I have a type that implements an abstract class that is known at compile time and I want to construct at run time an instance of the type and place the reference in a variable that is of the abstract class's type.

So, to describe it a bit.. Say we have 2 class libraries (called A and B). Library A holds the abstract class and library B holds an implementation of the abstract class. A static variable in the abstract class needs to construct at run time a B object and save it in an A type variable... that is, an A type doesn't know about the existance of B on compile time..
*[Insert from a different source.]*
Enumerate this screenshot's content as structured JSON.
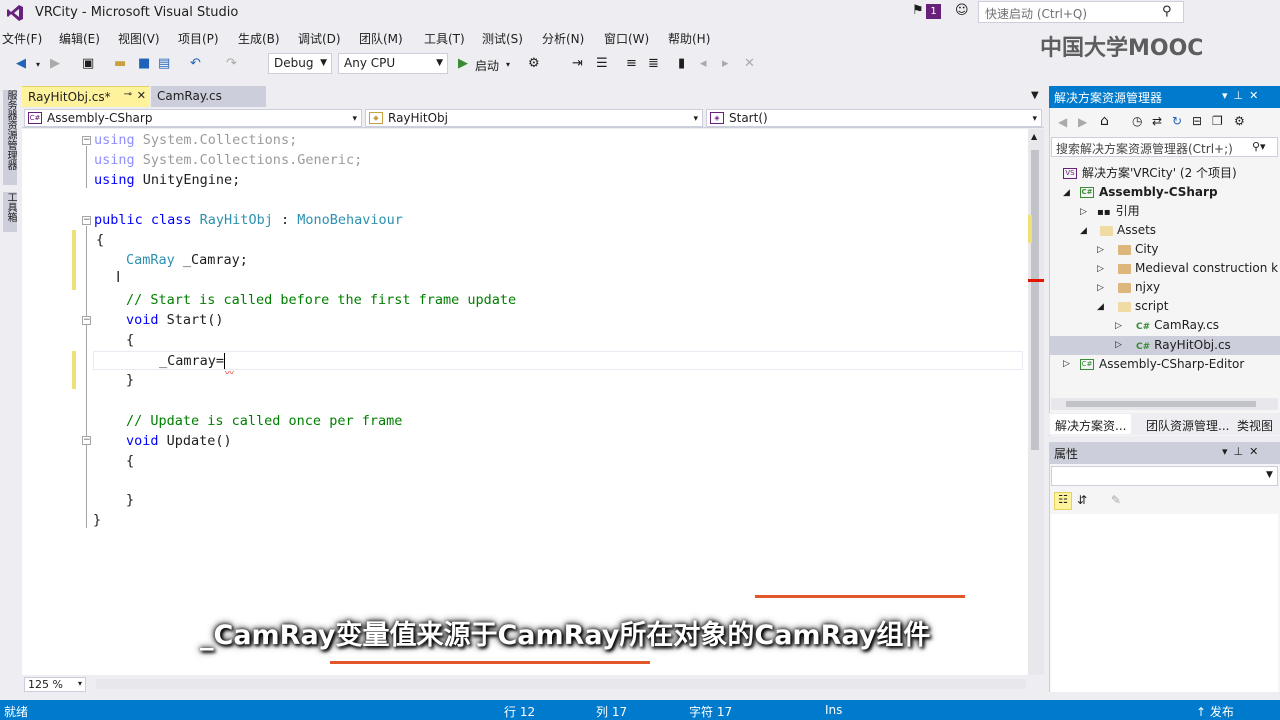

So.. I want to read up on app domains and reflection and all those joys of the .NET but don't have the necessary time right now to do it properly so need you guys to guide me a bit on this. Hope it makes (some) sense.


Pass in to the function in class A a delegate or object that constructs class B.

abstract class A {
  public static void INeedToConstructSomeSubclass(Func<A> subclassDelegate, ...) {
    A blah = subclassDelegate();

Then just call it with

A.INeedToConstructSomeSubclass(() => new B());

You'll need some way of communicating which subclass needs to be constructed -- and it's better and more typesafe to pass in a function than something that uses reflection.

Or simply you can use interfaces to play the role of bridge

You can walk through a library looking for classes that descend from something, and then instantiate those.

CommandTemplate newcmd;
            Console.Write("Loading commands");
            Assembly a = null;
            AssemblyName n = new AssemblyName("mycmds");
            a = Assembly.Load(n);
            foreach (Type t in a.GetTypes())

                if (t.BaseType.Name == "CommandTemplate")
                    newcmd = (CommandTemplate)Activator.CreateInstance(t);

            Console.WriteLine(" Done");
commented: Excellent :) +2

Sorry for not replying earlier. What LizR described is what I was pretty much lookingfor. Cheers :)